TORONTO: The Toronto Regional Real Estate Board (TRREB) has issued an Open House Guidance document to its 56,000 REALTOR® Members, similar to British Columbia and Alberta.
TRREB Members should begin to rethink their in-person open house practices to protect themselves, consumers and their communities from COVID-19.
The Ontario Government has lifted the prohibition on in-person real estate open houses in York, Halton and Durham Regions effective Friday, July 24, 2020, as those Regions enter Stage 3 of the provincial reopening.
Peel Region and the City of Toronto are expected to follow suit by the end of the month.
Lisa Patel, TRREB President said: “TRREB is still recommending that its Members continue using alternative marketing strategies for sellers, such as virtual open house tours that can easily be accessed by buyers, and to conduct in-person open houses as a last resort. “If directed by a seller to conduct an in-person open house during Stage 3, Members should comply with all required government and public health and safety measures to ensure safe showings,” Patel said.
“While in-person open houses should be a last resort, the decision to hold an open house will be at the real estate brokerage level following all public health and safety protocols and subject to their client’s decision and the risk to the REALTOR®.

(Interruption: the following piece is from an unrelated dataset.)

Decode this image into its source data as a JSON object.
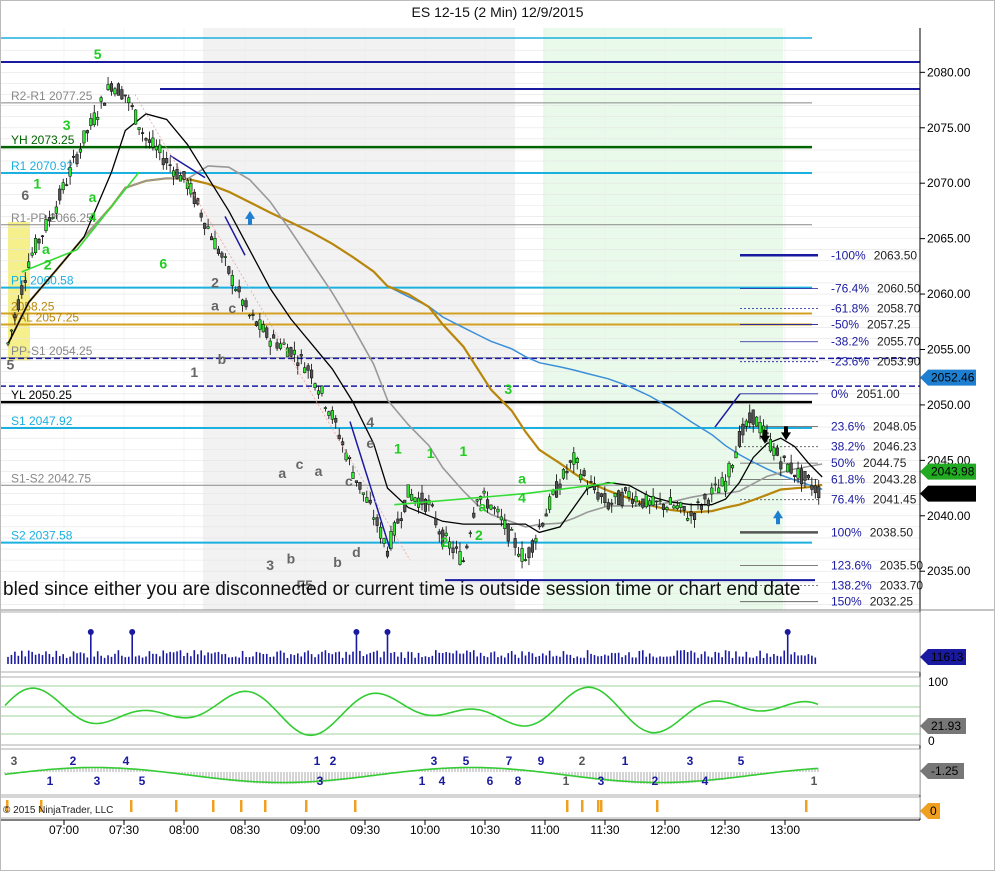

The provincial State of Emergency was also lifted on Friday, July 24, and TRREB is therefore resuming the in-person open house property listing feed to public facing websites TRREB.ca, REALTOR.ca and the internal TRREB MLS® System for those Regions that have entered Stage 3,” said John DiMichele, TRREB CEO.
If it becomes necessary to host open houses, TRREB is recommending the following measures to TRREB REALTOR® Members as outlined in the TRREB Open House Guidance document:
• Consider your clients’ best interests. It’s important to discuss all the different risk factors and precautions with clients.
• Understand the safety protocols to follow.
• Leverage technology to reduce in-person interactions.
• Use your professional judgment on public health safety guidelines and protocols.
• Anticipate and respond to community concerns.
• Limit open house attendance and manage consumer expectations. Wherever possible, encourage pre-registration and/or a schedule for attending an open house.
• Plan in advance regarding personal protective equipment, cleaning protocols, signage and
managing physical distancing outside and inside the home.
• Keep safety in mind during the open house, and limit the number of people to one family
group in the property at a time.
• Consider the requirements of multi-tenanted properties.
• Safely conclude the open house.
Consumers attending in-person open houses should expect the following:
• Will need to sign in.
• Will need to wear a mask.
• Will need to follow directions and keep their distance.
• Look, don’t touch.
• Wash your hands.
• Keep everything clean.
• Pre-screen the home.